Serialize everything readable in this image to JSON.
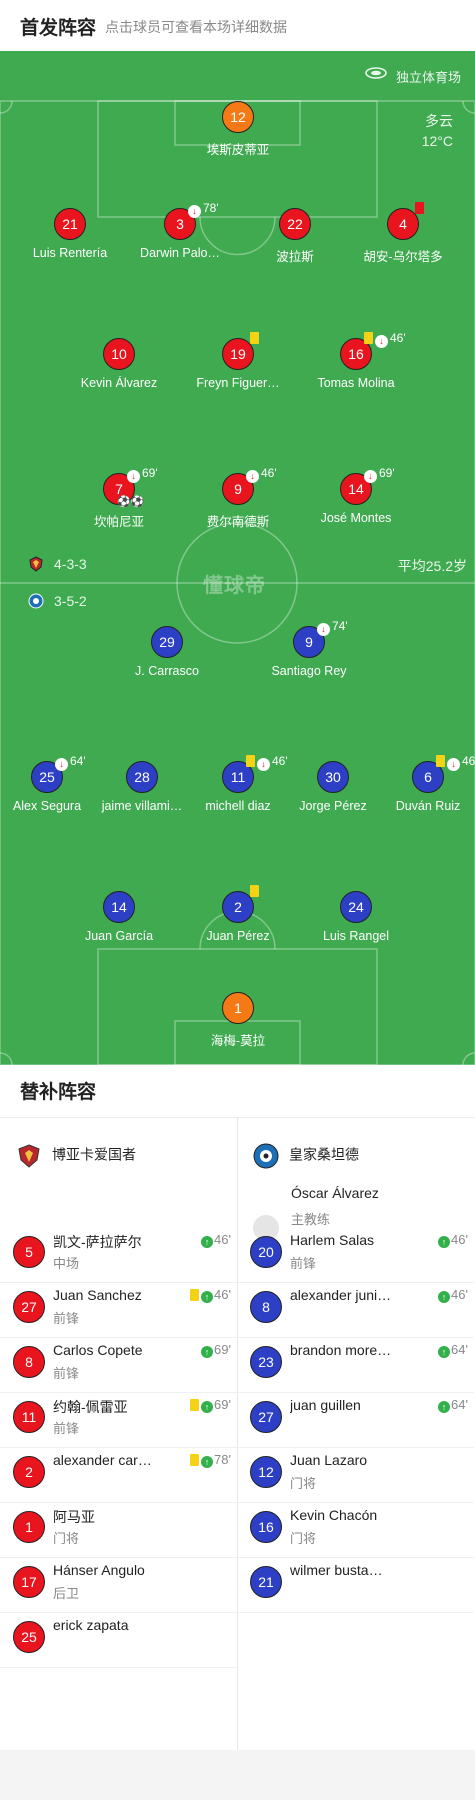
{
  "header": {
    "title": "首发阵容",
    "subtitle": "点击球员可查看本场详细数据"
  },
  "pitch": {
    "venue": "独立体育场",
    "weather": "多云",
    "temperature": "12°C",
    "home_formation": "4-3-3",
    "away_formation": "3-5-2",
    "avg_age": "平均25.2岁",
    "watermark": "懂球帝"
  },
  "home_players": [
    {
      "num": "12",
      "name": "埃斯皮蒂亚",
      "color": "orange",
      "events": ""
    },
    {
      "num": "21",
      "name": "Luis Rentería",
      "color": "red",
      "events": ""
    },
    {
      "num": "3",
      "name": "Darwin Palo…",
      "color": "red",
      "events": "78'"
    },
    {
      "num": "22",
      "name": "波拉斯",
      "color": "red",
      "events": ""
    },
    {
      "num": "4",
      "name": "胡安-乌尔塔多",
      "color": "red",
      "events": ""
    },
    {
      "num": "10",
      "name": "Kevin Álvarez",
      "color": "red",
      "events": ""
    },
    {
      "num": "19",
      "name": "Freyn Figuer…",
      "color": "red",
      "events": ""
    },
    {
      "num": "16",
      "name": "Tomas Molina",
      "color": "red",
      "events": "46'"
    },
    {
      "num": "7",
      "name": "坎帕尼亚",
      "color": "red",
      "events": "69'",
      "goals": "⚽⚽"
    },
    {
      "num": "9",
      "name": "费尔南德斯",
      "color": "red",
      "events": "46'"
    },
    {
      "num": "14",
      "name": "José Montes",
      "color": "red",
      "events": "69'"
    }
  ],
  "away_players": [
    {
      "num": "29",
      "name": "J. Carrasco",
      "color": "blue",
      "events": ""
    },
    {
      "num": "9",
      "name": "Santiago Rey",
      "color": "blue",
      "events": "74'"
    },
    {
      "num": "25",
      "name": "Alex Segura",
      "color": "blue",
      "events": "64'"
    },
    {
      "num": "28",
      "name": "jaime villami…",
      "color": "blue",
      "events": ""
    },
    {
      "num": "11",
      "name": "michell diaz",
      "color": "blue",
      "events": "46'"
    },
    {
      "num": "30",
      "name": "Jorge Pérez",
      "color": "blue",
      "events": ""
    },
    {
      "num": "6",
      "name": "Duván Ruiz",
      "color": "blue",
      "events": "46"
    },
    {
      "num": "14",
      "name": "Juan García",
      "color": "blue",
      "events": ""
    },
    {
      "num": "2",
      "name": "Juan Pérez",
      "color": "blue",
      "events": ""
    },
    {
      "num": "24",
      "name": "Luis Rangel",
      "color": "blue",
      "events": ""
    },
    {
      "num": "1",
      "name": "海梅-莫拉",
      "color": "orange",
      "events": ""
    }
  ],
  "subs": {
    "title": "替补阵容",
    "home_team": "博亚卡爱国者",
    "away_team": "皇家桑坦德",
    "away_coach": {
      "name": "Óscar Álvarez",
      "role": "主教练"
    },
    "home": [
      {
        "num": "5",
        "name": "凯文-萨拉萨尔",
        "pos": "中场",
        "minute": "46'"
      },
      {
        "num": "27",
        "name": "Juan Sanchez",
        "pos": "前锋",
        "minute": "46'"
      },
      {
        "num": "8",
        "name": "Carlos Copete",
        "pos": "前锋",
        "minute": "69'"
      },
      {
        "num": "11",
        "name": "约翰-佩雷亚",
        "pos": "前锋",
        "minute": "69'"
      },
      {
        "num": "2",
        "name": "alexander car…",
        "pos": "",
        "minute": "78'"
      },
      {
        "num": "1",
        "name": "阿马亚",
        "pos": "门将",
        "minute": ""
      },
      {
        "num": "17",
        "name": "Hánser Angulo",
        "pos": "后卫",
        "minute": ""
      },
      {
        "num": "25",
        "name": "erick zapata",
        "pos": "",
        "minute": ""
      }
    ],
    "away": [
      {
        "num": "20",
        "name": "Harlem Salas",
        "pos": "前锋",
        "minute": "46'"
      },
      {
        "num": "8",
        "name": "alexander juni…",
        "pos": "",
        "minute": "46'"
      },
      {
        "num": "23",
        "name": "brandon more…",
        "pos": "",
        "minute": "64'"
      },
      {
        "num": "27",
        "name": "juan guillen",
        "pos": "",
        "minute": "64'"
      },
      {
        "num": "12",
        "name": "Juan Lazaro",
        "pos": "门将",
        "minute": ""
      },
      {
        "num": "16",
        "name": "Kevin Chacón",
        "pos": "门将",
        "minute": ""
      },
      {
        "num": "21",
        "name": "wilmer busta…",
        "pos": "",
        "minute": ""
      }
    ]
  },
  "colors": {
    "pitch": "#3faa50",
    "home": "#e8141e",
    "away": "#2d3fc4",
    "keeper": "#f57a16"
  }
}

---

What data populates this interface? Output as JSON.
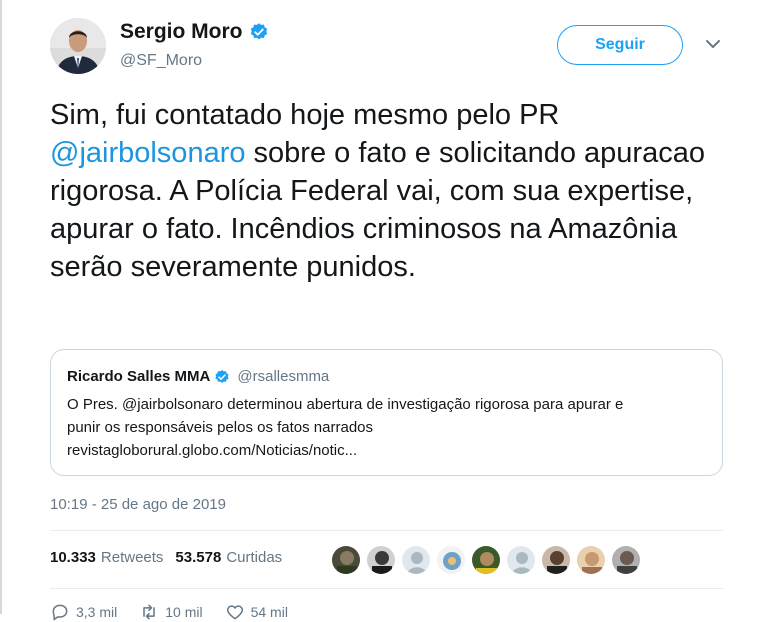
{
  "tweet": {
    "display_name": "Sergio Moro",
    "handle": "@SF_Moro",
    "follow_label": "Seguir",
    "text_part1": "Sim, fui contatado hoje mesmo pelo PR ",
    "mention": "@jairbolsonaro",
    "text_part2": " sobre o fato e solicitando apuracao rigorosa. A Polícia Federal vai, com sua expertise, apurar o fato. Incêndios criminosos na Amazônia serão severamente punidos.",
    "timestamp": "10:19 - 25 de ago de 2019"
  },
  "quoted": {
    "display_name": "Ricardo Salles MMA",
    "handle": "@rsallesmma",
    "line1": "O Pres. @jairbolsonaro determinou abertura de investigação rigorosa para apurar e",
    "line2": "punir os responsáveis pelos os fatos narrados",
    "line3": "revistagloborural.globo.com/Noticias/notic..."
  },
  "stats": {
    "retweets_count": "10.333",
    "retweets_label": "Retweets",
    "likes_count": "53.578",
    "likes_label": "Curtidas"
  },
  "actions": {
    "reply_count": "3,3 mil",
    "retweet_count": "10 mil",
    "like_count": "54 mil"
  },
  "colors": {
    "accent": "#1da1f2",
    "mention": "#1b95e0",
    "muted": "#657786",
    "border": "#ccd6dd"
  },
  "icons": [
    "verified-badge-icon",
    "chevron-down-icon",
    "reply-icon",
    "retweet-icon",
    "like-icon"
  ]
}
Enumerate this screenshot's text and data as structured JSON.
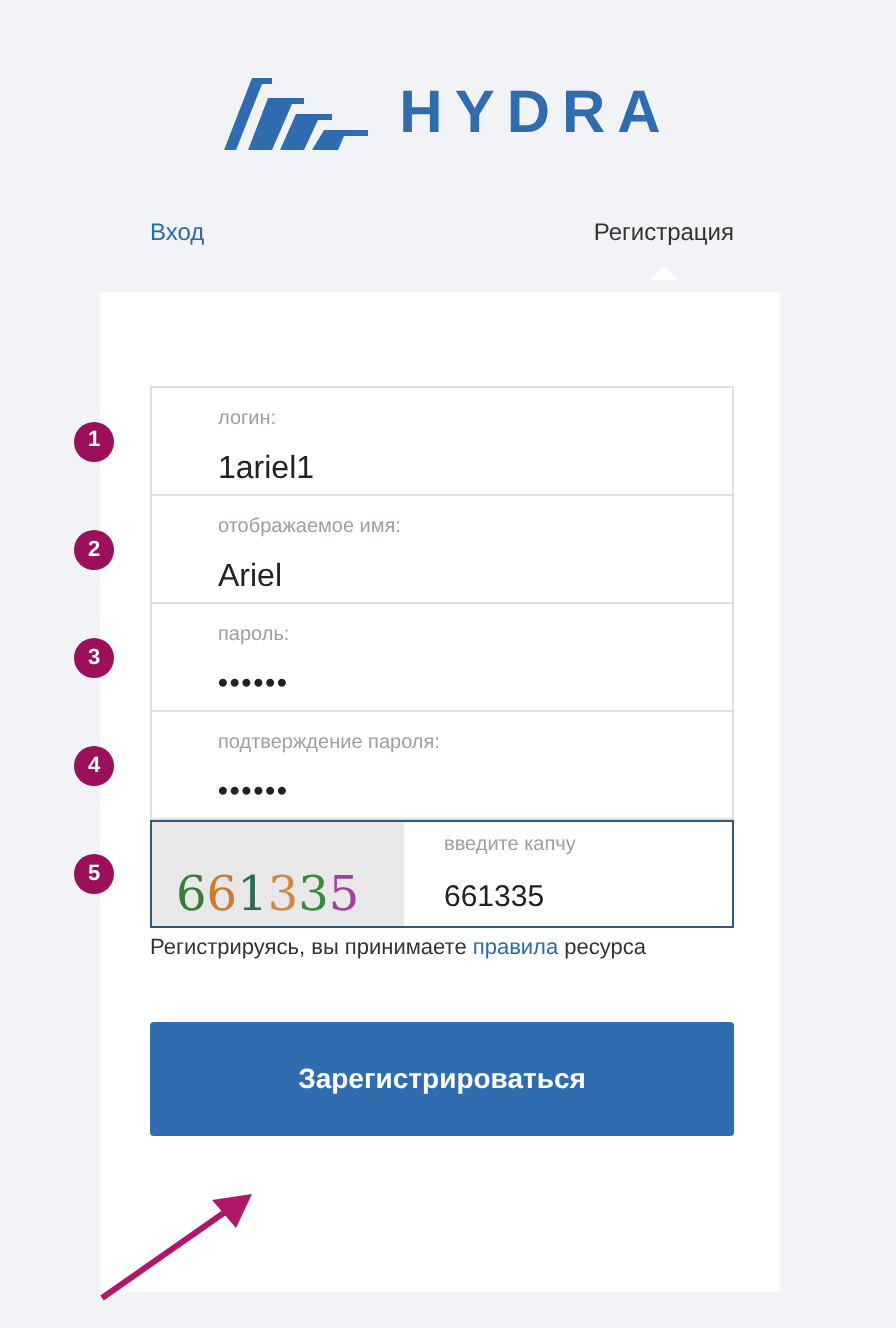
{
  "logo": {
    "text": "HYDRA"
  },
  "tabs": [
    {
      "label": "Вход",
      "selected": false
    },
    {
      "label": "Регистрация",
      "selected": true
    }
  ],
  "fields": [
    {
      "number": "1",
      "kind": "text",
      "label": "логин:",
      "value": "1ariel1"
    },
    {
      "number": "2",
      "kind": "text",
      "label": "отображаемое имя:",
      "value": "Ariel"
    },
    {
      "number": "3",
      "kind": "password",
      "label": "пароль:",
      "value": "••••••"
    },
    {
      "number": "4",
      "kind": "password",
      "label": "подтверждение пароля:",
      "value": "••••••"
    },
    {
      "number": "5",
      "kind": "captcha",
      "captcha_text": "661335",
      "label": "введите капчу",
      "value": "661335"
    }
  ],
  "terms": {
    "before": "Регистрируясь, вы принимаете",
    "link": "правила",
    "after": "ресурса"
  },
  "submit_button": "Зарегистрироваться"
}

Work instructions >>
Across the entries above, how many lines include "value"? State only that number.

Problem solution >>
5